* **Problem to solve**
Count the lines holding the string "title" in the records, and give only the count.

(Component data from apps and pages)

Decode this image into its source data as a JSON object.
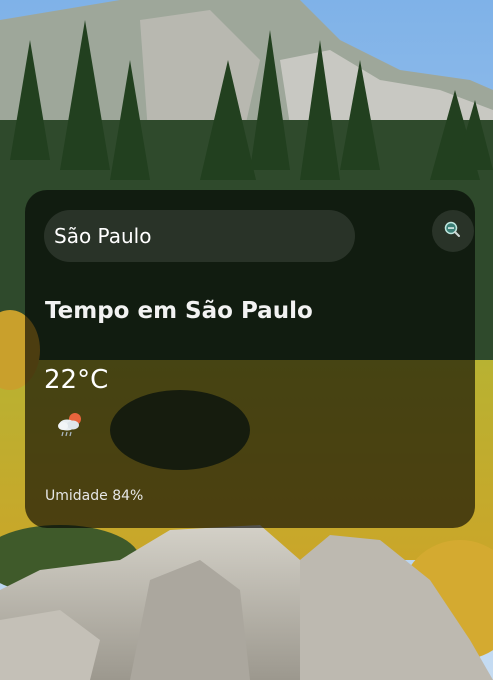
{
  "search": {
    "value": "São Paulo",
    "placeholder": "São Paulo"
  },
  "weather": {
    "title": "Tempo em São Paulo",
    "temperature": "22°C",
    "condition_icon": "cloud-rain-sun-icon",
    "humidity_label": "Umidade",
    "humidity_value": "84%"
  },
  "icons": {
    "search_button": "search-icon"
  },
  "colors": {
    "card_background": "#000000",
    "text_primary": "#ffffff",
    "sun_accent": "#e8643c",
    "cloud": "#e9eef2"
  }
}
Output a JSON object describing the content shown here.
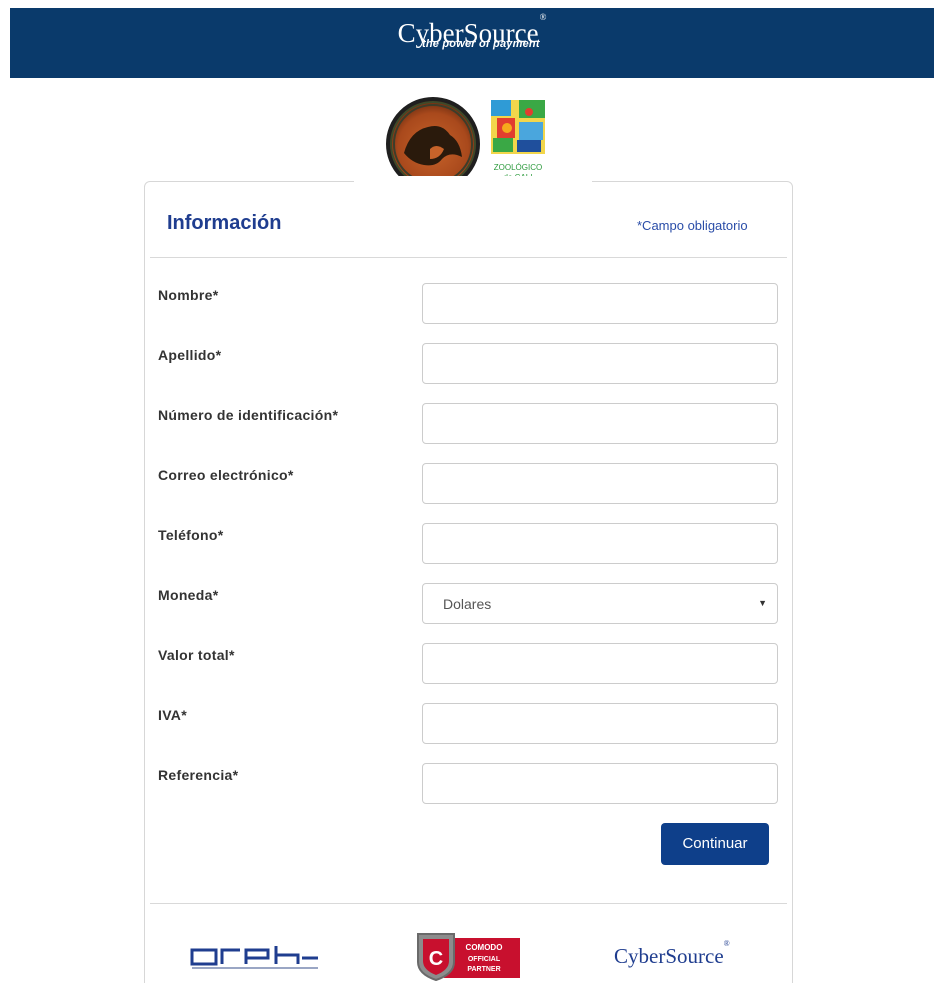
{
  "header": {
    "brand": "CyberSource",
    "brand_mark": "®",
    "tagline": "the power of payment",
    "bg_color": "#0a3a6b"
  },
  "logos": {
    "left_emblem_text": "ZOOLÓGICO",
    "zoo_line1": "ZOOLÓGICO",
    "zoo_line2": "de CALI"
  },
  "form": {
    "title": "Información",
    "required_note": "*Campo obligatorio",
    "fields": [
      {
        "label": "Nombre*",
        "value": ""
      },
      {
        "label": "Apellido*",
        "value": ""
      },
      {
        "label": "Número de identificación*",
        "value": ""
      },
      {
        "label": "Correo electrónico*",
        "value": ""
      },
      {
        "label": "Teléfono*",
        "value": ""
      },
      {
        "label": "Moneda*",
        "value": "Dolares"
      },
      {
        "label": "Valor total*",
        "value": ""
      },
      {
        "label": "IVA*",
        "value": ""
      },
      {
        "label": "Referencia*",
        "value": ""
      }
    ],
    "submit_label": "Continuar",
    "accent_color": "#0e3f8a"
  },
  "footer": {
    "comodo_line1": "COMODO",
    "comodo_line2": "OFFICIAL",
    "comodo_line3": "PARTNER",
    "cybersource": "CyberSource",
    "cybersource_mark": "®"
  }
}
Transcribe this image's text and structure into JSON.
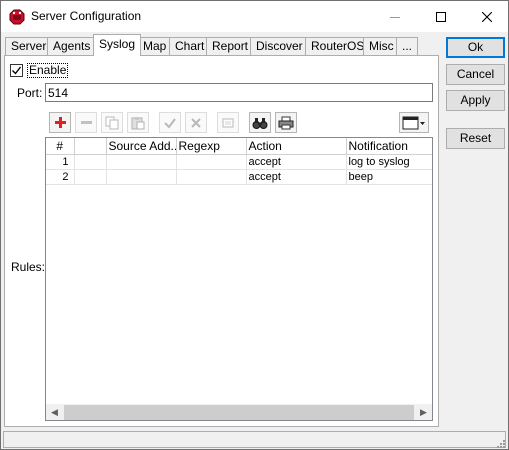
{
  "window": {
    "title": "Server Configuration"
  },
  "tabs": [
    "Server",
    "Agents",
    "Syslog",
    "Map",
    "Chart",
    "Report",
    "Discover",
    "RouterOS",
    "Misc",
    "..."
  ],
  "active_tab": "Syslog",
  "enable": {
    "label": "Enable",
    "checked": true
  },
  "port": {
    "label": "Port:",
    "value": "514"
  },
  "toolbar": {
    "icons": [
      "add-icon",
      "remove-icon",
      "copy-icon",
      "paste-icon",
      "enable-icon",
      "disable-icon",
      "comment-icon",
      "find-icon",
      "print-icon",
      "columns-icon"
    ]
  },
  "rules": {
    "label": "Rules:",
    "columns": [
      "#",
      "",
      "Source Add...",
      "Regexp",
      "Action",
      "Notification"
    ],
    "rows": [
      {
        "num": "1",
        "flag": "",
        "source": "",
        "regexp": "",
        "action": "accept",
        "notification": "log to syslog"
      },
      {
        "num": "2",
        "flag": "",
        "source": "",
        "regexp": "",
        "action": "accept",
        "notification": "beep"
      }
    ]
  },
  "buttons": {
    "ok": "Ok",
    "cancel": "Cancel",
    "apply": "Apply",
    "reset": "Reset"
  },
  "colors": {
    "add": "#e02020",
    "accent": "#0078d7"
  }
}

* **Your solution**
3